TASK DETAILS |
What is needed is an exact copy of the data below, pictures excluded.
::::::
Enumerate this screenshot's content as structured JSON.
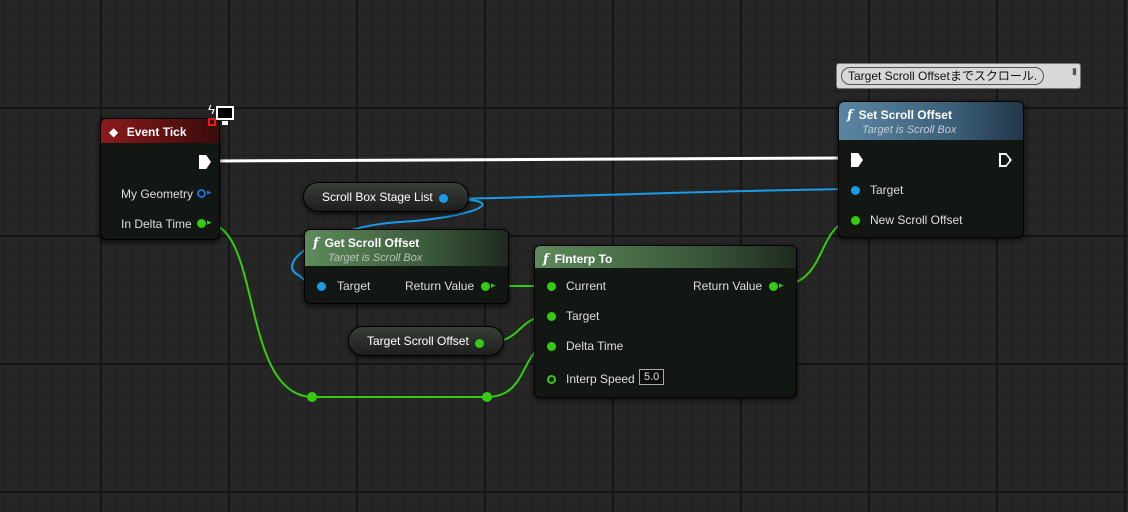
{
  "comment": {
    "text": "Target Scroll Offsetまでスクロール."
  },
  "event_tick": {
    "title": "Event Tick",
    "pins": {
      "my_geometry": "My Geometry",
      "in_delta_time": "In Delta Time"
    }
  },
  "scroll_box_var": {
    "label": "Scroll Box Stage List"
  },
  "get_scroll_offset": {
    "title": "Get Scroll Offset",
    "subtitle": "Target is Scroll Box",
    "pins": {
      "target": "Target",
      "return_value": "Return Value"
    }
  },
  "target_offset_var": {
    "label": "Target Scroll Offset"
  },
  "finterp": {
    "title": "FInterp To",
    "pins": {
      "current": "Current",
      "target": "Target",
      "delta_time": "Delta Time",
      "interp_speed": "Interp Speed",
      "interp_speed_value": "5.0",
      "return_value": "Return Value"
    }
  },
  "set_scroll_offset": {
    "title": "Set Scroll Offset",
    "subtitle": "Target is Scroll Box",
    "pins": {
      "target": "Target",
      "new_scroll_offset": "New Scroll Offset"
    }
  },
  "colors": {
    "exec": "#ffffff",
    "float": "#33cc11",
    "object": "#1a9be6",
    "event_header": "#8b1a1a",
    "pure_header": "#5e8a5c",
    "impure_header": "#5a86a3"
  },
  "icons": {
    "event": "event-diamond-icon",
    "function": "function-f-icon",
    "exec_pin": "exec-arrow-icon",
    "monitor": "client-monitor-icon"
  }
}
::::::
RESPONSE |
Enumerate this screenshot's content as structured JSON.
{
  "comment": {
    "text": "Target Scroll Offsetまでスクロール."
  },
  "event_tick": {
    "title": "Event Tick",
    "pins": {
      "my_geometry": "My Geometry",
      "in_delta_time": "In Delta Time"
    }
  },
  "scroll_box_var": {
    "label": "Scroll Box Stage List"
  },
  "get_scroll_offset": {
    "title": "Get Scroll Offset",
    "subtitle": "Target is Scroll Box",
    "pins": {
      "target": "Target",
      "return_value": "Return Value"
    }
  },
  "target_offset_var": {
    "label": "Target Scroll Offset"
  },
  "finterp": {
    "title": "FInterp To",
    "pins": {
      "current": "Current",
      "target": "Target",
      "delta_time": "Delta Time",
      "interp_speed": "Interp Speed",
      "interp_speed_value": "5.0",
      "return_value": "Return Value"
    }
  },
  "set_scroll_offset": {
    "title": "Set Scroll Offset",
    "subtitle": "Target is Scroll Box",
    "pins": {
      "target": "Target",
      "new_scroll_offset": "New Scroll Offset"
    }
  },
  "colors": {
    "exec": "#ffffff",
    "float": "#33cc11",
    "object": "#1a9be6",
    "event_header": "#8b1a1a",
    "pure_header": "#5e8a5c",
    "impure_header": "#5a86a3"
  },
  "icons": {
    "event": "event-diamond-icon",
    "function": "function-f-icon",
    "exec_pin": "exec-arrow-icon",
    "monitor": "client-monitor-icon"
  }
}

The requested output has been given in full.